VIDEO: Hawaii residents prepare for Hurricane Lane

Storm had weakened to Category 4, but winds can still cause catastrophic damage

Hawaii residents rushed to stores to stock up on bottled water, ramen, toilet paper and other supplies as they faced the threat of heavy rain, flash flooding and high surf as a hurricane churned toward the state.

The National Weather Service said Wednesday that Hurricane Lane had weakened to a Category 4 hurricane, but those hurricanes with winds of more than 209 kph or above can still cause catastrophic damage.

More weakening was predicted, but the weather service said that “Lane is forecast to remain a dangerous hurricane as it draws closer to the Hawaiian Islands.”

The hurricane was about 800 kilometres southeast of Honolulu before dawn Wednesday and weather service extended a hurricane warning for Hawaii’s Big Island to include the island of Maui.

The weather service in a special statement said tropical-storm-force winds could begin as early as Wednesday afternoon or evening on the Big Island.

At the Costco Hawaii Kai, shoppers wiped out 21 pallets of water in 20 minutes just before 6 p.m. Tuesday.

So one woman emptied the vending machine, buying all the bottled water, a clerk said. A Costco employee promised more water would be available on Wednesday.

At Yamashiro Building Supply in Kaneohe, several patrons were buying plywood for the first time.

Sharon Sakai, 71, bought plastic sheeting and two 4-by-8-foot boards, “in case I need it for picture windows and skylights.”

“Thought about getting it in the past, but this time I thought I should have it on hand,” she said, adding that her son would be putting it up. “Hopefully, we won’t need it.”

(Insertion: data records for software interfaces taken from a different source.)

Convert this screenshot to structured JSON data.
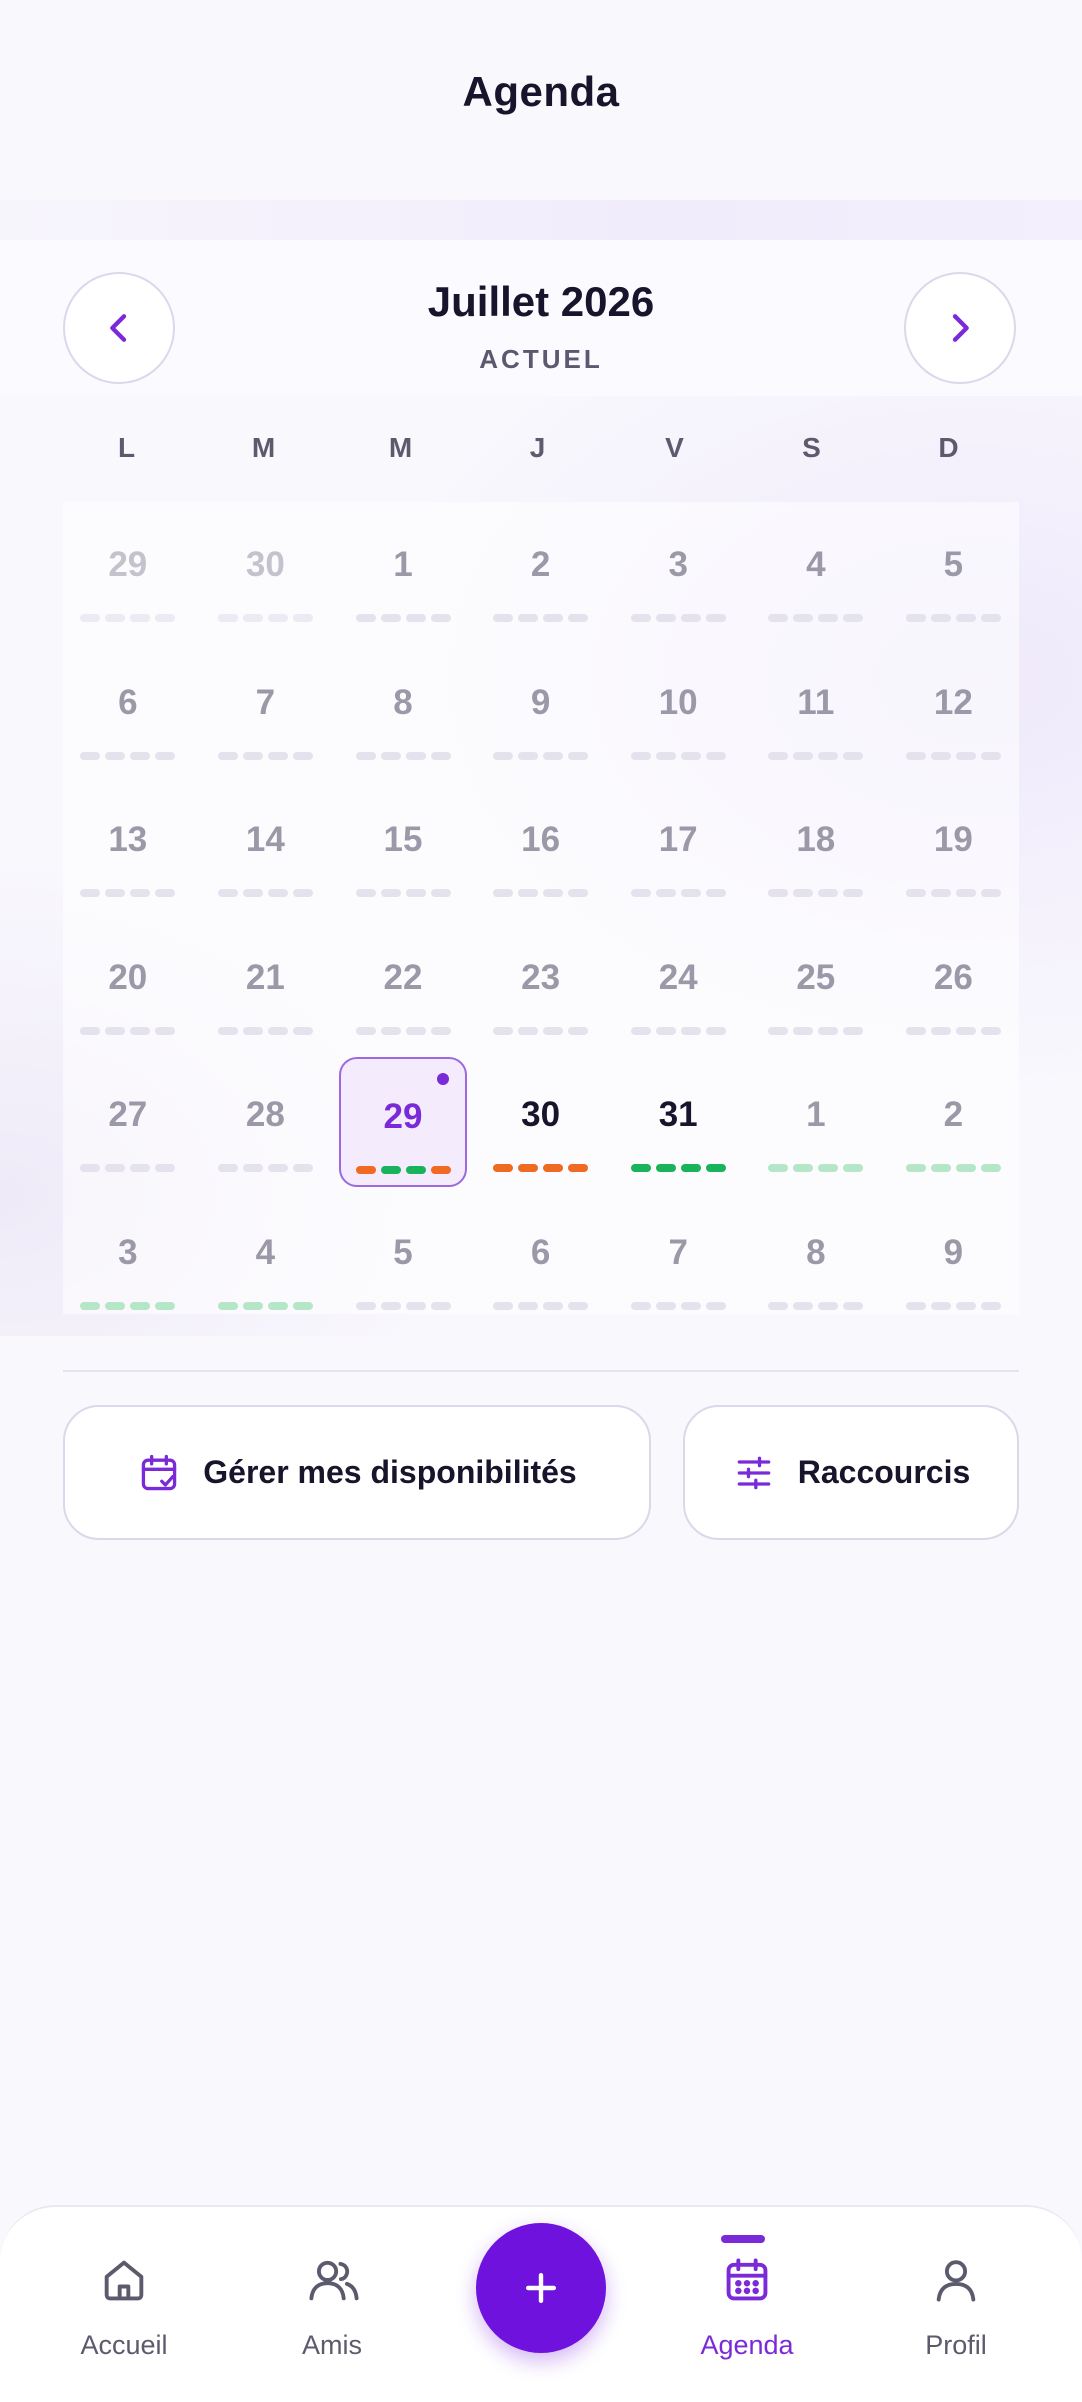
{
  "header": {
    "title": "Agenda"
  },
  "calendar": {
    "month_title": "Juillet 2026",
    "month_subtitle": "ACTUEL",
    "weekdays": [
      "L",
      "M",
      "M",
      "J",
      "V",
      "S",
      "D"
    ],
    "colors": {
      "accent": "#7b2ad8",
      "orange": "#f06a24",
      "green": "#18b35a",
      "green_light": "#b6e6c8",
      "grey": "#e4e2ec"
    },
    "weeks": [
      [
        {
          "d": "29",
          "style": "muted",
          "pills": [
            "grey",
            "grey",
            "grey",
            "grey"
          ]
        },
        {
          "d": "30",
          "style": "muted",
          "pills": [
            "grey",
            "grey",
            "grey",
            "grey"
          ]
        },
        {
          "d": "1",
          "style": "normal",
          "pills": [
            "grey",
            "grey",
            "grey",
            "grey"
          ]
        },
        {
          "d": "2",
          "style": "normal",
          "pills": [
            "grey",
            "grey",
            "grey",
            "grey"
          ]
        },
        {
          "d": "3",
          "style": "normal",
          "pills": [
            "grey",
            "grey",
            "grey",
            "grey"
          ]
        },
        {
          "d": "4",
          "style": "normal",
          "pills": [
            "grey",
            "grey",
            "grey",
            "grey"
          ]
        },
        {
          "d": "5",
          "style": "normal",
          "pills": [
            "grey",
            "grey",
            "grey",
            "grey"
          ]
        }
      ],
      [
        {
          "d": "6",
          "style": "normal",
          "pills": [
            "grey",
            "grey",
            "grey",
            "grey"
          ]
        },
        {
          "d": "7",
          "style": "normal",
          "pills": [
            "grey",
            "grey",
            "grey",
            "grey"
          ]
        },
        {
          "d": "8",
          "style": "normal",
          "pills": [
            "grey",
            "grey",
            "grey",
            "grey"
          ]
        },
        {
          "d": "9",
          "style": "normal",
          "pills": [
            "grey",
            "grey",
            "grey",
            "grey"
          ]
        },
        {
          "d": "10",
          "style": "normal",
          "pills": [
            "grey",
            "grey",
            "grey",
            "grey"
          ]
        },
        {
          "d": "11",
          "style": "normal",
          "pills": [
            "grey",
            "grey",
            "grey",
            "grey"
          ]
        },
        {
          "d": "12",
          "style": "normal",
          "pills": [
            "grey",
            "grey",
            "grey",
            "grey"
          ]
        }
      ],
      [
        {
          "d": "13",
          "style": "normal",
          "pills": [
            "grey",
            "grey",
            "grey",
            "grey"
          ]
        },
        {
          "d": "14",
          "style": "normal",
          "pills": [
            "grey",
            "grey",
            "grey",
            "grey"
          ]
        },
        {
          "d": "15",
          "style": "normal",
          "pills": [
            "grey",
            "grey",
            "grey",
            "grey"
          ]
        },
        {
          "d": "16",
          "style": "normal",
          "pills": [
            "grey",
            "grey",
            "grey",
            "grey"
          ]
        },
        {
          "d": "17",
          "style": "normal",
          "pills": [
            "grey",
            "grey",
            "grey",
            "grey"
          ]
        },
        {
          "d": "18",
          "style": "normal",
          "pills": [
            "grey",
            "grey",
            "grey",
            "grey"
          ]
        },
        {
          "d": "19",
          "style": "normal",
          "pills": [
            "grey",
            "grey",
            "grey",
            "grey"
          ]
        }
      ],
      [
        {
          "d": "20",
          "style": "normal",
          "pills": [
            "grey",
            "grey",
            "grey",
            "grey"
          ]
        },
        {
          "d": "21",
          "style": "normal",
          "pills": [
            "grey",
            "grey",
            "grey",
            "grey"
          ]
        },
        {
          "d": "22",
          "style": "normal",
          "pills": [
            "grey",
            "grey",
            "grey",
            "grey"
          ]
        },
        {
          "d": "23",
          "style": "normal",
          "pills": [
            "grey",
            "grey",
            "grey",
            "grey"
          ]
        },
        {
          "d": "24",
          "style": "normal",
          "pills": [
            "grey",
            "grey",
            "grey",
            "grey"
          ]
        },
        {
          "d": "25",
          "style": "normal",
          "pills": [
            "grey",
            "grey",
            "grey",
            "grey"
          ]
        },
        {
          "d": "26",
          "style": "normal",
          "pills": [
            "grey",
            "grey",
            "grey",
            "grey"
          ]
        }
      ],
      [
        {
          "d": "27",
          "style": "normal",
          "pills": [
            "grey",
            "grey",
            "grey",
            "grey"
          ]
        },
        {
          "d": "28",
          "style": "normal",
          "pills": [
            "grey",
            "grey",
            "grey",
            "grey"
          ]
        },
        {
          "d": "29",
          "style": "today",
          "pills": [
            "orange",
            "green",
            "green",
            "orange"
          ]
        },
        {
          "d": "30",
          "style": "strong",
          "pills": [
            "orange",
            "orange",
            "orange",
            "orange"
          ]
        },
        {
          "d": "31",
          "style": "strong",
          "pills": [
            "green",
            "green",
            "green",
            "green"
          ]
        },
        {
          "d": "1",
          "style": "normal",
          "pills": [
            "green_light",
            "green_light",
            "green_light",
            "green_light"
          ]
        },
        {
          "d": "2",
          "style": "normal",
          "pills": [
            "green_light",
            "green_light",
            "green_light",
            "green_light"
          ]
        }
      ],
      [
        {
          "d": "3",
          "style": "normal",
          "pills": [
            "green_light",
            "green_light",
            "green_light",
            "green_light"
          ]
        },
        {
          "d": "4",
          "style": "normal",
          "pills": [
            "green_light",
            "green_light",
            "green_light",
            "green_light"
          ]
        },
        {
          "d": "5",
          "style": "normal",
          "pills": [
            "grey",
            "grey",
            "grey",
            "grey"
          ]
        },
        {
          "d": "6",
          "style": "normal",
          "pills": [
            "grey",
            "grey",
            "grey",
            "grey"
          ]
        },
        {
          "d": "7",
          "style": "normal",
          "pills": [
            "grey",
            "grey",
            "grey",
            "grey"
          ]
        },
        {
          "d": "8",
          "style": "normal",
          "pills": [
            "grey",
            "grey",
            "grey",
            "grey"
          ]
        },
        {
          "d": "9",
          "style": "normal",
          "pills": [
            "grey",
            "grey",
            "grey",
            "grey"
          ]
        }
      ]
    ]
  },
  "actions": {
    "availability_label": "Gérer mes disponibilités",
    "shortcuts_label": "Raccourcis"
  },
  "tabbar": {
    "home": "Accueil",
    "friends": "Amis",
    "agenda": "Agenda",
    "profile": "Profil"
  },
  "icons": {
    "prev": "chevron-left-icon",
    "next": "chevron-right-icon",
    "availability": "calendar-check-icon",
    "shortcuts": "sliders-icon",
    "home": "home-icon",
    "friends": "users-icon",
    "add": "plus-icon",
    "agenda": "calendar-icon",
    "profile": "user-icon"
  }
}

But she wasn’t sure how to secure it to her windows. “We’ll tackle it when the time comes.”

Hawaii Kai resident Chris Daniel, 50, opted for duct tape.

“They say anytime there’s an emergency, you should get it. Plywood? That’s too hard for me to do. If you’re not strong enough, you have to use tape and pray.”

Paul Wilson of Laie, with his wife and five children at Costco, piled high a shopping cart and a flatbed cart with six cases of water, peanut butter, tuna, nuts, refried beans and toilet paper.

“We don’t want our children to go hungry,” he said. They were prepared for two weeks. “If it hits, which we hope it doesn’t, we have a lot of little mouths.”

Like us on Facebook and follow us on Twitter.

Just Posted

Student artwork on display in ‘Well Lit’ installation

Thoughtful Place Design, 49th Parallel, and Festival of Lights came together to showcase student art

Ladysmith set to star in new Syfy series: Resident Alien

Ladysmith will play the role of Patience, Colorado in the series

Ladysmith wins ‘Brownie’ Reach Out award for communication of Waterfront Plan

The Town of Ladysmith has received national recognition for the successful public… Continue reading

Nanaimo Regional General Hospital raising funds for new surgical suite

The new suite will reduce endoscopy wait times for residents from Ladysmith to Bowser

Belair Street development ready for next steps following public hearing

Fred Green’s Belair Street development cleared another hurdle at a Town of Ladysmith public hearing

VIDEO: Boys help rescue Cariboo bear cub

The cub, weighing just 24lbs, has been taken to wildlife sanctuary in Northwest B.C. for the winter

‘Things haven’t changed enough:’ Ecole Polytechnique anniversary prompts reflection

Fourteen women were fatally shot by a gunman at the Montreal school on Dec. 6, 1989

Bear raids freezer, gorges on Island family’s Christmas baking

Hungry bruin virtually ignored meat and fish, focused, instead, on the sweets

B.C. pharmaceutical company’s stocks double in value after successful lupus drug trial

More than 40 per cent of patients using voclosporin saw improvements in kidney function

Second warning on romaine lettuce from California region as another E. coli case reported

Two cases of E. coli have been reported in relation to the illness in the U.S.

Residents in B.C. city could face 133% tax hike in ‘worst case’ lawsuit outcome: report

An average home could see a tax increase of $2,164 in one year

B.C. Transit finds 28 used fareboxes online, saves $300,000

‘Someone joked maybe we can buy used fareboxes on eBay,’ CEO says

Many of Canada’s working poor can’t afford lawyers, don’t qualify for legal aid

One lawyer says many people earn too much to qualify for legal aid, but not enough to really live on

Economy lost 71,200 jobs in November, unemployment rate climbs to 5.9%

Jobless rate is at its highest since August 2018, when it hit 6%

Most Read